Radiation Mucositis is one of the most common side effects or complications resulting from radiation treatment in Head and Neck cancers. It results form Ionizing radiation induced cellular damage in basal epithelial cells of the oropharynx. The result is mucosal thinning and ulceration with susceptibility to infection. The condition can be diffusely painful causing malnutrition in affected patients. The effects are pronounced if radiation and chemotherapy are combined.
Oral sensitivity is seen even after the radiation treatment is concluded due to mucosal atrophy and neurologic syndromes. Hyposalivation or Dry Mouth is one of the most common symptom seen in radiation therapy which can lead to oral colonization by Candida albicans and can increase with tobacco use and denture use.
Clinical Features of Radiation Mucositis:
The lesions in Radiation induced Mucosistis the lesions are limited to the fields of radiation. The lesions are usually seen in radiations doses of approximately 200 cGy/day, mucosal erythema is noted 1 to 2 weeks after the start of therapy and is followed by ulceration in the third or fourth week. The symptoms are seen as long as 2-8 weeks after the cessation of therapy and in case of extended radiation protocols the damage is more to the mucosal tissues and even the submucosal vasculature along with connective tissues are affected.

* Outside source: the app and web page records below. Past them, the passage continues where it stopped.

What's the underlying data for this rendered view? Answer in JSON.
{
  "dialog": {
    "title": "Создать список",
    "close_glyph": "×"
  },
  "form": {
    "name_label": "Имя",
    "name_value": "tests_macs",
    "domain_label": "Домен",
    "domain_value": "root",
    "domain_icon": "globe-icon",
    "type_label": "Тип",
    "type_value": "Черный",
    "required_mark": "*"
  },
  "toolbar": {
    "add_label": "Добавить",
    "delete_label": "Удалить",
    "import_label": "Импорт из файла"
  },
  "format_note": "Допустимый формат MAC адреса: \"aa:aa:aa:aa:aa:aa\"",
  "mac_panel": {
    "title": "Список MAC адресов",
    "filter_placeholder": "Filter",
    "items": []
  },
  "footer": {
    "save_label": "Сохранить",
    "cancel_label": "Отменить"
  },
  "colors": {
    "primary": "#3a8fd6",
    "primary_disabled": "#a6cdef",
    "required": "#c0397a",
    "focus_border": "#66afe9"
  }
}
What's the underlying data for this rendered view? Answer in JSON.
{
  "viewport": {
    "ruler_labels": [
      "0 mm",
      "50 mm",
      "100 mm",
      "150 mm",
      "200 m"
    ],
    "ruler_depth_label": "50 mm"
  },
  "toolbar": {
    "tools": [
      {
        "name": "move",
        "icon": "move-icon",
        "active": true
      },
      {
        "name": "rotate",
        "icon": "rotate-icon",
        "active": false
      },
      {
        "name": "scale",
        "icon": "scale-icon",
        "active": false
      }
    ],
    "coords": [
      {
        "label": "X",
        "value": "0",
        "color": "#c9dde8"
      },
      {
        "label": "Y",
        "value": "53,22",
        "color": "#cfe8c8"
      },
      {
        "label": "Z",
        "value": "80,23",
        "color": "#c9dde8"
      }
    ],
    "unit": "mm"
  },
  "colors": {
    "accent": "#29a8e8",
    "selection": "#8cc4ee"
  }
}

The mucosal lesions appear to progress throughout the course of therapy and heal within 4 to 8 weeks after completion of therapy. Depending on the dose, fraction and duration of radiation the development and severity of radiation mucositis is seen.
Mucosal tissue surrounding metal restorations are affected more due to the radiation as the primary bem when comes in contact with the metal restoration or any fixed appliance is scattered called as backscatter radiation which is known to travel short distances. So the tissue surrounding the restorations are exposed to the primary beam and the scattered radiation as well resulting in increased mucosal breakdown.
Metal appliances which are removable should be removed and the tissue around the fixed metal restorations are retracted away to decrease the exposure to scattered radiation with the help of vinyl mouth guards or cotton rolls.
Treatment for Radiation Mucositis:
To decrease the pain and discomfort – Topical Anesthetics like Benzocaine orobase or viscous Xylocaine 2% jelly can be prescribed
For Systemic relief – Acetominophen 650-1000mg and ibuprofen 400-600mg three times daily.
According to (Head and Neck Cancer by Louis B. Harrison) have shown that a Magic Mouthwash- dilute formula for swish/gargle/expectorate is – Normal Saline, NaHCO3, Benadryl liquid and Viscous Xylocaine 2% should be used by diluting and used as a gargle thrice daily for relief and faster healing.
Patients who do not stop smoking after radiation therapy there are high chances of secondary lesions to appear. Patients should be counseled to discontinue tobacco and alcohol.